- What does Vermont's 'Smoking in Public Places' law do?
- Where does the Smoking in Public Places Law not apply?
- Who enforces the law?
- What happens if the law is not obeyed?
- What are the penalties?
- Where can I get more information?
With certain exceptions, this law prohibits the possession of lighted tobacco products in the common areas of all enclosed indoor "places of public access" and "publicly owned buildings and offices."
- “A place of public access” means any place of business, commerce, banking, financial service, or other service-related activity, whether publicly or privately owned and whether operated for profit or not, to which the general public has access or which the general public uses, including buildings, offices, means of transportation, common carrier waiting rooms, arcades, restaurants, bars and cabarets, retail stores, grocery stores, libraries, theaters, concert halls, auditoriums, arenas, barber shops, hair salons, Laundromats, shopping malls, museums, art galleries, sports and fitness facilities, planetariums, historical sites, common areas of nursing homes, hospitals, resorts, hotels and motels, including the lobbies, hallways, elevators, restaurants, restrooms, cafeterias, and buildings or facilities owned or operated by a social, fraternal, or religious club. ( A separate Vermont law bans all tobacco use on the grounds of public schools.
- "Publicly owned buildings and offices" means enclosed indoor places or portions of such places that are owned, leased or rented by state, county or municipal governments, or by agencies supported by tax dollars.
The Vermont Smoking in Public Places Law is comprehensive and includes all places of public access.
The proprietor (owner), or the agent or employee of the proprietor, who observes a person in possession of a lighted tobacco product in apparent violation of this law must ask the person to extinguish it. If the person persists in the possession of the lighted tobacco product, the law directs the proprietor, agent or employee to ask the person to leave the premises. As in any case in which a person refuses to leave the premises, if the person refuses to comply, the person in charge may call a local law enforcement official or security officer for help. If a proprietor, agent or employee fails take the required action, a member of the public also may call a local law enforcement official for help.
It is assumed that all Vermont citizens and visitors to Vermont will (with proper warning) obey the law voluntarily. Every effort is made to obtain voluntary compliance. A person who is unlawfully in possession of a lighted tobacco product and a proprietor who does not take the actions required by the law are both subject to penalties for noncompliance.

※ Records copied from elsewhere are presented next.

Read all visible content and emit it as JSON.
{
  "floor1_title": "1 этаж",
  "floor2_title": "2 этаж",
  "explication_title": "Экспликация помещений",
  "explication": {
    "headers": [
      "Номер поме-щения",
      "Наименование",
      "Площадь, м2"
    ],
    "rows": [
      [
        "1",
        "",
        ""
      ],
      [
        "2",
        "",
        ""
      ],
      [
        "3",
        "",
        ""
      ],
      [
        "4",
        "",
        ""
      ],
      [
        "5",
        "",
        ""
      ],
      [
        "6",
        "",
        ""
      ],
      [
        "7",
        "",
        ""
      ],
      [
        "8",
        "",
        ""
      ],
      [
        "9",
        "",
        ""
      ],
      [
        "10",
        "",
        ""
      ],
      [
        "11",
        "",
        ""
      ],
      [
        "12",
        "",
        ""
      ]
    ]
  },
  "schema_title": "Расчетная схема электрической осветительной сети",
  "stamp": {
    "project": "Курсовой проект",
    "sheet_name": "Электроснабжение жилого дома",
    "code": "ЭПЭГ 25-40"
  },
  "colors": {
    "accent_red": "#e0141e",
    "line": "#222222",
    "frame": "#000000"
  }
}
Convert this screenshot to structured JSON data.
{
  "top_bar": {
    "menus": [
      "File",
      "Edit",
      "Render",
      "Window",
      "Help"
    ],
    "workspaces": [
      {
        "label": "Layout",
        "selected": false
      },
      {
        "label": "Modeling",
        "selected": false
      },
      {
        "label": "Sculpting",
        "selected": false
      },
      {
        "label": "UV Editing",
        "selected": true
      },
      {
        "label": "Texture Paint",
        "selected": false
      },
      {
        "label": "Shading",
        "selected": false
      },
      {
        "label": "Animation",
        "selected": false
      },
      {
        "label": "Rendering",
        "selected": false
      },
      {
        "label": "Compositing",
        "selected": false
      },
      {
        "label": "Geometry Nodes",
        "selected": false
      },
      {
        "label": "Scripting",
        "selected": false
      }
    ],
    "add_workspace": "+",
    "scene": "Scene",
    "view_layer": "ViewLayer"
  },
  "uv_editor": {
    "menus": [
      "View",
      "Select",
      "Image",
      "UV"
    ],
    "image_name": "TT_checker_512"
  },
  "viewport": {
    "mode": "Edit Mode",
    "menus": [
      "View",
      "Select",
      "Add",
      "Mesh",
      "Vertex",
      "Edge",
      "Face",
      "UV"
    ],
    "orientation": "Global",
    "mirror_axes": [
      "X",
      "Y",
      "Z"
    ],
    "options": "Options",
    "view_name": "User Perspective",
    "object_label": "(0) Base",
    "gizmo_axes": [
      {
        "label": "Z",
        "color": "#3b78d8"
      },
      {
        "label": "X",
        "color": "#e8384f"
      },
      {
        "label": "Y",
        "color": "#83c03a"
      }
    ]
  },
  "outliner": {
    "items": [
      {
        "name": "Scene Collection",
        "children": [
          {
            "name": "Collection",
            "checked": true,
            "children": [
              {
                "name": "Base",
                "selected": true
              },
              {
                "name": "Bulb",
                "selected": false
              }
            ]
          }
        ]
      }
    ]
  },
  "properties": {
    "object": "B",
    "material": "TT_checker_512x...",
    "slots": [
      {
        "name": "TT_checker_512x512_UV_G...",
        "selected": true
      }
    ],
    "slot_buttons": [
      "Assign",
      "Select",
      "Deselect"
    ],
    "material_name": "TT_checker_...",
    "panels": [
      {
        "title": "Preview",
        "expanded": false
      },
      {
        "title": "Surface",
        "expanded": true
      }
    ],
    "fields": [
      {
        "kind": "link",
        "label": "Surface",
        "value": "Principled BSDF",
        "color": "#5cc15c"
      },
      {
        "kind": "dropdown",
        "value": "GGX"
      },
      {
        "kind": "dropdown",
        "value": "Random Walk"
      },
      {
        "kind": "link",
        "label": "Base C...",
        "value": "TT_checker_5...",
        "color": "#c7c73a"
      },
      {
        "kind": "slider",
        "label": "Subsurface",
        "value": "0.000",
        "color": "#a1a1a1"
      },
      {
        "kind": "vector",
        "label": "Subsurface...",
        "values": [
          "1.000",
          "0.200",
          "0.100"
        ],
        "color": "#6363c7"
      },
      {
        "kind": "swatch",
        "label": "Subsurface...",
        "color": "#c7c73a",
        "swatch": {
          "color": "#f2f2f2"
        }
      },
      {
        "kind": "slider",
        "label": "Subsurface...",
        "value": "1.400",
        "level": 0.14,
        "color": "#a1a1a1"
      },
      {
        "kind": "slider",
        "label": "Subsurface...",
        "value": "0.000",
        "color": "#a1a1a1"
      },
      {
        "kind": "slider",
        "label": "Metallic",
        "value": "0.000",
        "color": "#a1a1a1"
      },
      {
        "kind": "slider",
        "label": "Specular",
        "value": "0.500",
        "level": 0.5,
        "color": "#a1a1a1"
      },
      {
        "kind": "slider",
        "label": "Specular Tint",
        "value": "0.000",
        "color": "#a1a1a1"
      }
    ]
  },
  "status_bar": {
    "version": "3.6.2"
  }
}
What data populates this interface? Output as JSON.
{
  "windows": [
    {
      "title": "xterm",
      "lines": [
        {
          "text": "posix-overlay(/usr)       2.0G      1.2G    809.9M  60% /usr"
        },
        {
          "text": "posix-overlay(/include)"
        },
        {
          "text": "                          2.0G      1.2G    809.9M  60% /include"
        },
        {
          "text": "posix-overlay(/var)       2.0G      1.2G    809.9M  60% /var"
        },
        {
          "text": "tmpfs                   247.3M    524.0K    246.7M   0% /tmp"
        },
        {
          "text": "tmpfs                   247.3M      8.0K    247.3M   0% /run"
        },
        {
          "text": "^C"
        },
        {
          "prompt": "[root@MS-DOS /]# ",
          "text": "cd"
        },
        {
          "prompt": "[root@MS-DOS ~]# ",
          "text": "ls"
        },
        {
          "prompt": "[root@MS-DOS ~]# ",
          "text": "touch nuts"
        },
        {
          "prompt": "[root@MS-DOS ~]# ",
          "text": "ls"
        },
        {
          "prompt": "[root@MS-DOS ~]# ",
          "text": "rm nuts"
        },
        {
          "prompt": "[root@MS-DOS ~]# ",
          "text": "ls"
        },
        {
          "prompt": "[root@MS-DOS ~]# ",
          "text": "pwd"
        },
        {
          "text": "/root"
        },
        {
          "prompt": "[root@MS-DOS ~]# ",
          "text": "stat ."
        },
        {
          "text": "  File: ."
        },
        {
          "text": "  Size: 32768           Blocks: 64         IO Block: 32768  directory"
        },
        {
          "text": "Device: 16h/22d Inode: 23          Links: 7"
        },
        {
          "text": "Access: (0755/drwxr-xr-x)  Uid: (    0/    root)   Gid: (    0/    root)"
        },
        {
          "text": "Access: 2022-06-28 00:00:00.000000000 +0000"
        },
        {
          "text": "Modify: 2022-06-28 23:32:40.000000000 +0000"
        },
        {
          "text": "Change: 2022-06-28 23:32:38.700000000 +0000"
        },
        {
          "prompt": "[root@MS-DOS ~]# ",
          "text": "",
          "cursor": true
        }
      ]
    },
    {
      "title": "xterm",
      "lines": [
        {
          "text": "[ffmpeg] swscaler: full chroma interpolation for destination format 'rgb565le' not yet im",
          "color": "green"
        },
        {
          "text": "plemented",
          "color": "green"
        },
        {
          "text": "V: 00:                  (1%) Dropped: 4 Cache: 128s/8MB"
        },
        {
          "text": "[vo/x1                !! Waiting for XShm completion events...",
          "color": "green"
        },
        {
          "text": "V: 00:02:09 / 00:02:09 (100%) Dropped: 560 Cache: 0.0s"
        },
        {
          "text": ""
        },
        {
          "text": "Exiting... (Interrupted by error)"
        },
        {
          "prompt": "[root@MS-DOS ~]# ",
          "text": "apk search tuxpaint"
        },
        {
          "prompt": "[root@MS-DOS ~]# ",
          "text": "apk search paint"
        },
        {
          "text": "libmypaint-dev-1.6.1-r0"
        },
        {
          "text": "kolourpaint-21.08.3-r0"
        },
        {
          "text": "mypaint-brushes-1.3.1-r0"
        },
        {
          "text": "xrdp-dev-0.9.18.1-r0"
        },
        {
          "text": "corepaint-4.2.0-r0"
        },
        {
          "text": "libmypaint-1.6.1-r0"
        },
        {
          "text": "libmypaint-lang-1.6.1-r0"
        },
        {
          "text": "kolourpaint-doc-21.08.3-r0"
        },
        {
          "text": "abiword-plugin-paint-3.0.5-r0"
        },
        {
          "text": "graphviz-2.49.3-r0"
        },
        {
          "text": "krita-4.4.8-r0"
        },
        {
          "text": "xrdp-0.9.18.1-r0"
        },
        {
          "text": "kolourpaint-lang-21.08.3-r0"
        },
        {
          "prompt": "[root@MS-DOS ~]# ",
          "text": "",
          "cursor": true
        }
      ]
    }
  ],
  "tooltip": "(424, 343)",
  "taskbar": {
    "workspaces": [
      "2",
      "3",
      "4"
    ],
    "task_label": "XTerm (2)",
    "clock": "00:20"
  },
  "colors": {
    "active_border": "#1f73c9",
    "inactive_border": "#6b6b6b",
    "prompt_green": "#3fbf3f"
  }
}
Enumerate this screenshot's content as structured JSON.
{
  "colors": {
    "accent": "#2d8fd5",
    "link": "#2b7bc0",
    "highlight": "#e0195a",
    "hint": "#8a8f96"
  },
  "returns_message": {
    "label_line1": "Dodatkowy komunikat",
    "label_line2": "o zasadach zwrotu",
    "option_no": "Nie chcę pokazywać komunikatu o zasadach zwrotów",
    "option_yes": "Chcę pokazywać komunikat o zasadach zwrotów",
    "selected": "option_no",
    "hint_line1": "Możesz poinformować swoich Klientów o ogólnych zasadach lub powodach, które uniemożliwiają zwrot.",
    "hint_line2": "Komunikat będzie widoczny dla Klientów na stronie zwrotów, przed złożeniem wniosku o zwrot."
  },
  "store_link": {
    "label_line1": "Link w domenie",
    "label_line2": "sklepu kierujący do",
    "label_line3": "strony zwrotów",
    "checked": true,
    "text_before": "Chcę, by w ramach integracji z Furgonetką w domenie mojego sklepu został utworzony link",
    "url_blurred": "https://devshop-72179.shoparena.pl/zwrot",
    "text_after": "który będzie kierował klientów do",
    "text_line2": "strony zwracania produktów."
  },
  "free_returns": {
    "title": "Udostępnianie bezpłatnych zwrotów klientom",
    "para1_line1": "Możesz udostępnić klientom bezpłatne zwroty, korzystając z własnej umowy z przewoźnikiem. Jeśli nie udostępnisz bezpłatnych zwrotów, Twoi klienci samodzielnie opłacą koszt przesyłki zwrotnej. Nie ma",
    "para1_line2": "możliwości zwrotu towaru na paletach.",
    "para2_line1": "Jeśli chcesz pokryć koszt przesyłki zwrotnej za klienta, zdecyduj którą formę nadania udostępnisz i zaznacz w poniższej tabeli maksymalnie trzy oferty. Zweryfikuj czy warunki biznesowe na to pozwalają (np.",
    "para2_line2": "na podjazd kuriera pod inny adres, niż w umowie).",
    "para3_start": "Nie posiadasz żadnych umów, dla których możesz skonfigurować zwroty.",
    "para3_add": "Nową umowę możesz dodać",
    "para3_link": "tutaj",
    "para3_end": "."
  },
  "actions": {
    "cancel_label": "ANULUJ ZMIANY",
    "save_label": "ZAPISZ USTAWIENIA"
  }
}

Because the law is part of Title 18 of the Vermont Statutes (exit vdh) , which contains other health statutes, a health order may be issued, a civil court action may be brought, and a criminal penalty may be imposed for any violation of the law. If voluntary compliance cannot be obtained, the local selectboard, the local board of health, and the Vermont Department of Health all have the authority to bring enforcement actions. A civil penalty of up to $10,000 or a criminal fine of not more than $5,000 may be imposed for each violation. In addition, penalties may be imposed for violation of a health order or a court order, and any person who has been injured or damaged by a violation of Title 18 may bring an action for equitable relief or damages arising from such violations.
Vermont Department of Health
108 Cherry Street - P.O. Box 70
Burlington , VT 05402-0070
Toll-free From Within Vermont: 866-331-5622